“It was a very fun experience, especially since we ran the ball a lot,” Berry said. “Lining up play after play, rushing the ball up the field with the line and the blocking backs, blowing people off the ball … it was great, especially when you reach the goal of getting to the end zone because it wasn’t just one man that scored, but all 11 of you.”
While basketball didn’t bring the same amount of team success, optimism has been created over the past two seasons. Guys like LT Maynard and Jordan Frasure, West’s top two scorers and outgoing seniors last winter, gave way to Berry, Bradford, Norman, and Jesse Johnson this year. That quartet, all multi-year contributors in the main rotation, embraced what they could bring to the unit.
“It was always fun, because no matter the outcome, you knew those guys wouldn’t quit on you no matter the disadvantages you are facing,” Berry said. “And we knew our roles pretty well and could give our all to contribute to the team in the best we could by playing those roles, such as defense in my case.”
Two laid-back coaches in Johnson and Bill Hafer — who match Berry’s personality to a certain degree — have helped, especially with their trust.
“It was a great experience to have them as coaches,” Berry said. “They always pushed you, day-by-day, to get better than you were the day before. So we could reach the goals that we set. They both have always believed in me from the first time I played for them and my team. From those things, I had a lot of fun playing for both [Ben] Johnson on the football field and [Bill] Hafer on the court throughout my high school career and made a lot of good memories.”
Lifelong memories that he’ll never forget are what Josh Berry will get to take away from his experiences as a Senator.

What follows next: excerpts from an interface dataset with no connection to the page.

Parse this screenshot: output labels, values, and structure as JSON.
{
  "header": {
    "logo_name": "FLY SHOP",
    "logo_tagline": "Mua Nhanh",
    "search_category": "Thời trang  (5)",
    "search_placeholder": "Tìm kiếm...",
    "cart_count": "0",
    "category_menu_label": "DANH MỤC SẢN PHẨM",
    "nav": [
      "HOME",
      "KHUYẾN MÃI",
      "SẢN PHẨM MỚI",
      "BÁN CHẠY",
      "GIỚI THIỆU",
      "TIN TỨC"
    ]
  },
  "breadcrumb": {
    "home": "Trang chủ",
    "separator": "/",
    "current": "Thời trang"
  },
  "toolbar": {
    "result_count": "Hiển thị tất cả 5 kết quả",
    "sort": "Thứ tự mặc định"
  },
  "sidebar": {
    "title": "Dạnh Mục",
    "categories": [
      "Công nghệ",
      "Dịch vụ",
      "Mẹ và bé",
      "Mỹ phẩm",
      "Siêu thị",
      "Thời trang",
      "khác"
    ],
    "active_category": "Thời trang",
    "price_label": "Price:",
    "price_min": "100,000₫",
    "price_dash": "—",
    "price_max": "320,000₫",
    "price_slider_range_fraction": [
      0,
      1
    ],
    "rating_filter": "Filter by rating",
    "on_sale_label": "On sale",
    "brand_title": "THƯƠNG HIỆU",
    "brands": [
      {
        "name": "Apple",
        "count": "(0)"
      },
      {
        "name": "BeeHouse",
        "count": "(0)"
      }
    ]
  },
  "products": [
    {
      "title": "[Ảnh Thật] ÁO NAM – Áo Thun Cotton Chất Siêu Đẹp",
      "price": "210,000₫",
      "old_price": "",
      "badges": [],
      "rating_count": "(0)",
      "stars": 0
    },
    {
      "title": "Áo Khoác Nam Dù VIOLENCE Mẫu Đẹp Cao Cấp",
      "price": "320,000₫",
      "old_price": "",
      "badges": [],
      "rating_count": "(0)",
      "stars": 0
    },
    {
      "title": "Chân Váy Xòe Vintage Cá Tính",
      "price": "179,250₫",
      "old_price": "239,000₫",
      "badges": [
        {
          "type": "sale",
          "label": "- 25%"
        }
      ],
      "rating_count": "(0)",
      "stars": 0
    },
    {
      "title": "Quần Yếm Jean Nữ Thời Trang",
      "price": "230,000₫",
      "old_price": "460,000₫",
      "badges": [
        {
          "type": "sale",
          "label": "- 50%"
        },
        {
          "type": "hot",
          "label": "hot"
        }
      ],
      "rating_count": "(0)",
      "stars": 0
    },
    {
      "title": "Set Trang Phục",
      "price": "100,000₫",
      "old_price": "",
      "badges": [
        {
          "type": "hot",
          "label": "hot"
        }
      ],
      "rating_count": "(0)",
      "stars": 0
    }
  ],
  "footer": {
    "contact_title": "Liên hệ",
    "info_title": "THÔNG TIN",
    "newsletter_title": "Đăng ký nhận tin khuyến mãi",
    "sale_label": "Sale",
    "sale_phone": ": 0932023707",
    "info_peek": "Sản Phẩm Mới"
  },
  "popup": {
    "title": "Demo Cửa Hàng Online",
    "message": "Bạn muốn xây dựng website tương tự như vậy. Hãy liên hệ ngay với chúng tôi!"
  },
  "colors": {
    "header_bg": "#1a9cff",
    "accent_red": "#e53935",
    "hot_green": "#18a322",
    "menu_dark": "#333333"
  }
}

“My fondest thought or memory about playing at West would be playing my entire career from kindergarten up, with the same group of tough guys that are all like my own brothers,” Berry said. “Especially on the football field together, we never quit on each other, no matter how bad we were hurting or whatever the circumstances may have been. All of the big plays we made on the football field together, and all of the memories we made together, from offseason to preseason practices, to playing in the mud at The Rock and winning games, were memories that not only made our community proud, but memories that will last a lifetime.”